Start of The records

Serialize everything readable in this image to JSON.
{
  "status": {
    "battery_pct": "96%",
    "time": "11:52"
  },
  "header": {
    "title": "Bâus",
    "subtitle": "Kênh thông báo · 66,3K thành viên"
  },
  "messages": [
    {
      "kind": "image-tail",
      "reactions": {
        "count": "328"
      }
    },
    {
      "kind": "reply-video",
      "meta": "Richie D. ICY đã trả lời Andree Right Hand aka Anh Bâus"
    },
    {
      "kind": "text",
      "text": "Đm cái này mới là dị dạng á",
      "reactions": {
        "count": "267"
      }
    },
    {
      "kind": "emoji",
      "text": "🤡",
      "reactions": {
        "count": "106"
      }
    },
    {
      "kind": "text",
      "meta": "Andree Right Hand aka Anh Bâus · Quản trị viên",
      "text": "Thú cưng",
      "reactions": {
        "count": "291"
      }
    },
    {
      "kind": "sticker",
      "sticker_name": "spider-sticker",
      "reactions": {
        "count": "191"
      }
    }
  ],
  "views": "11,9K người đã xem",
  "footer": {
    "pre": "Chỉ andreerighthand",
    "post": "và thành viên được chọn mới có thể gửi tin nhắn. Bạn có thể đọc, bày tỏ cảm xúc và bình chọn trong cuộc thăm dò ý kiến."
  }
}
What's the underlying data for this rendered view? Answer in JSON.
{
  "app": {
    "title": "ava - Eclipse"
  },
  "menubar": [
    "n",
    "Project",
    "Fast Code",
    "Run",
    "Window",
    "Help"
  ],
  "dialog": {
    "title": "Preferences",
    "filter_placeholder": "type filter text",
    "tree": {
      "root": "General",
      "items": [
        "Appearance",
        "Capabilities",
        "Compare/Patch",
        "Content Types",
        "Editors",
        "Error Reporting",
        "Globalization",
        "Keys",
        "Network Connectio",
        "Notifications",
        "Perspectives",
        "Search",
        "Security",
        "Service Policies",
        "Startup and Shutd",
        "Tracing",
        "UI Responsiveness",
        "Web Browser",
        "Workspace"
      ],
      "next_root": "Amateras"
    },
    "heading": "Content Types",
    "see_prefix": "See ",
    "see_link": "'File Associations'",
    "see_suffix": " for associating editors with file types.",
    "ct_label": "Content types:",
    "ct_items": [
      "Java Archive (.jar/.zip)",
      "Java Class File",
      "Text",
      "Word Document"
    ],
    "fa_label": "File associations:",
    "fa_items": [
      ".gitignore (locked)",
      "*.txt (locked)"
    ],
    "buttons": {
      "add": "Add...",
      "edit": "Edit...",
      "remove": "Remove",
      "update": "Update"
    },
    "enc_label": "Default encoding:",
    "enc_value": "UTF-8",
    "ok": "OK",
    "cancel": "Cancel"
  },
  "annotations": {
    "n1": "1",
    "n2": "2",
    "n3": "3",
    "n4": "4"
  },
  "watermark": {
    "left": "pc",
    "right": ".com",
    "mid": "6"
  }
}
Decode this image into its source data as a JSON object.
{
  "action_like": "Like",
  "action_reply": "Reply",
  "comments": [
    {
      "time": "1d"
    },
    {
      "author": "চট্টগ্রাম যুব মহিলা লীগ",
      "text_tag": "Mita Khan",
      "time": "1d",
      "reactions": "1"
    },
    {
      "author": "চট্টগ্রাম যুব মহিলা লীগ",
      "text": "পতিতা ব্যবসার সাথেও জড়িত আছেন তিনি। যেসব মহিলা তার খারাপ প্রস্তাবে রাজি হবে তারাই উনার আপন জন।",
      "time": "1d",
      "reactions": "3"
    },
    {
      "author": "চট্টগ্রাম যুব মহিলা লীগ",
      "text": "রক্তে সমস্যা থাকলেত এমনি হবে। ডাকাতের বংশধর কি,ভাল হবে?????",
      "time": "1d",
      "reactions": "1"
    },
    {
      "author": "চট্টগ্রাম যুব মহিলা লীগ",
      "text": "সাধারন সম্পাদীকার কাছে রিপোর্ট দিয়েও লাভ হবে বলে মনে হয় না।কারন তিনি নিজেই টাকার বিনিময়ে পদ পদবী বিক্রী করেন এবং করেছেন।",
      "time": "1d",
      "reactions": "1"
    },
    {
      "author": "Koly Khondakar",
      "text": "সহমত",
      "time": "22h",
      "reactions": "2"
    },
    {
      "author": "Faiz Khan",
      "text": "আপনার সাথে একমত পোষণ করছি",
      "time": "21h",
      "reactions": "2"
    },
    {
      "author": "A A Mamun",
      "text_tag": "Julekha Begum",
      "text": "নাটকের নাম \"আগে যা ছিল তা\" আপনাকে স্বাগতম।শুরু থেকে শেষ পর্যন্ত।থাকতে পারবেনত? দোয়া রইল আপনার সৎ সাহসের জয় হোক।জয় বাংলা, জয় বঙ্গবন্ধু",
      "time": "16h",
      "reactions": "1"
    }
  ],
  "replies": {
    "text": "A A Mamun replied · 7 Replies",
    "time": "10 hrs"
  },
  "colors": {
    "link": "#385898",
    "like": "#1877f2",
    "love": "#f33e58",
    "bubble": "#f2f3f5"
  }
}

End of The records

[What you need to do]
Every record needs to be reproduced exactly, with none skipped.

[Written answer]
Serialize everything readable in this image to JSON.
{
  "status": {
    "battery_pct": "96%",
    "time": "11:52"
  },
  "header": {
    "title": "Bâus",
    "subtitle": "Kênh thông báo · 66,3K thành viên"
  },
  "messages": [
    {
      "kind": "image-tail",
      "reactions": {
        "count": "328"
      }
    },
    {
      "kind": "reply-video",
      "meta": "Richie D. ICY đã trả lời Andree Right Hand aka Anh Bâus"
    },
    {
      "kind": "text",
      "text": "Đm cái này mới là dị dạng á",
      "reactions": {
        "count": "267"
      }
    },
    {
      "kind": "emoji",
      "text": "🤡",
      "reactions": {
        "count": "106"
      }
    },
    {
      "kind": "text",
      "meta": "Andree Right Hand aka Anh Bâus · Quản trị viên",
      "text": "Thú cưng",
      "reactions": {
        "count": "291"
      }
    },
    {
      "kind": "sticker",
      "sticker_name": "spider-sticker",
      "reactions": {
        "count": "191"
      }
    }
  ],
  "views": "11,9K người đã xem",
  "footer": {
    "pre": "Chỉ andreerighthand",
    "post": "và thành viên được chọn mới có thể gửi tin nhắn. Bạn có thể đọc, bày tỏ cảm xúc và bình chọn trong cuộc thăm dò ý kiến."
  }
}
What's the underlying data for this rendered view? Answer in JSON.
{
  "app": {
    "title": "ava - Eclipse"
  },
  "menubar": [
    "n",
    "Project",
    "Fast Code",
    "Run",
    "Window",
    "Help"
  ],
  "dialog": {
    "title": "Preferences",
    "filter_placeholder": "type filter text",
    "tree": {
      "root": "General",
      "items": [
        "Appearance",
        "Capabilities",
        "Compare/Patch",
        "Content Types",
        "Editors",
        "Error Reporting",
        "Globalization",
        "Keys",
        "Network Connectio",
        "Notifications",
        "Perspectives",
        "Search",
        "Security",
        "Service Policies",
        "Startup and Shutd",
        "Tracing",
        "UI Responsiveness",
        "Web Browser",
        "Workspace"
      ],
      "next_root": "Amateras"
    },
    "heading": "Content Types",
    "see_prefix": "See ",
    "see_link": "'File Associations'",
    "see_suffix": " for associating editors with file types.",
    "ct_label": "Content types:",
    "ct_items": [
      "Java Archive (.jar/.zip)",
      "Java Class File",
      "Text",
      "Word Document"
    ],
    "fa_label": "File associations:",
    "fa_items": [
      ".gitignore (locked)",
      "*.txt (locked)"
    ],
    "buttons": {
      "add": "Add...",
      "edit": "Edit...",
      "remove": "Remove",
      "update": "Update"
    },
    "enc_label": "Default encoding:",
    "enc_value": "UTF-8",
    "ok": "OK",
    "cancel": "Cancel"
  },
  "annotations": {
    "n1": "1",
    "n2": "2",
    "n3": "3",
    "n4": "4"
  },
  "watermark": {
    "left": "pc",
    "right": ".com",
    "mid": "6"
  }
}
Decode this image into its source data as a JSON object.
{
  "action_like": "Like",
  "action_reply": "Reply",
  "comments": [
    {
      "time": "1d"
    },
    {
      "author": "চট্টগ্রাম যুব মহিলা লীগ",
      "text_tag": "Mita Khan",
      "time": "1d",
      "reactions": "1"
    },
    {
      "author": "চট্টগ্রাম যুব মহিলা লীগ",
      "text": "পতিতা ব্যবসার সাথেও জড়িত আছেন তিনি। যেসব মহিলা তার খারাপ প্রস্তাবে রাজি হবে তারাই উনার আপন জন।",
      "time": "1d",
      "reactions": "3"
    },
    {
      "author": "চট্টগ্রাম যুব মহিলা লীগ",
      "text": "রক্তে সমস্যা থাকলেত এমনি হবে। ডাকাতের বংশধর কি,ভাল হবে?????",
      "time": "1d",
      "reactions": "1"
    },
    {
      "author": "চট্টগ্রাম যুব মহিলা লীগ",
      "text": "সাধারন সম্পাদীকার কাছে রিপোর্ট দিয়েও লাভ হবে বলে মনে হয় না।কারন তিনি নিজেই টাকার বিনিময়ে পদ পদবী বিক্রী করেন এবং করেছেন।",
      "time": "1d",
      "reactions": "1"
    },
    {
      "author": "Koly Khondakar",
      "text": "সহমত",
      "time": "22h",
      "reactions": "2"
    },
    {
      "author": "Faiz Khan",
      "text": "আপনার সাথে একমত পোষণ করছি",
      "time": "21h",
      "reactions": "2"
    },
    {
      "author": "A A Mamun",
      "text_tag": "Julekha Begum",
      "text": "নাটকের নাম \"আগে যা ছিল তা\" আপনাকে স্বাগতম।শুরু থেকে শেষ পর্যন্ত।থাকতে পারবেনত? দোয়া রইল আপনার সৎ সাহসের জয় হোক।জয় বাংলা, জয় বঙ্গবন্ধু",
      "time": "16h",
      "reactions": "1"
    }
  ],
  "replies": {
    "text": "A A Mamun replied · 7 Replies",
    "time": "10 hrs"
  },
  "colors": {
    "link": "#385898",
    "like": "#1877f2",
    "love": "#f33e58",
    "bubble": "#f2f3f5"
  }
}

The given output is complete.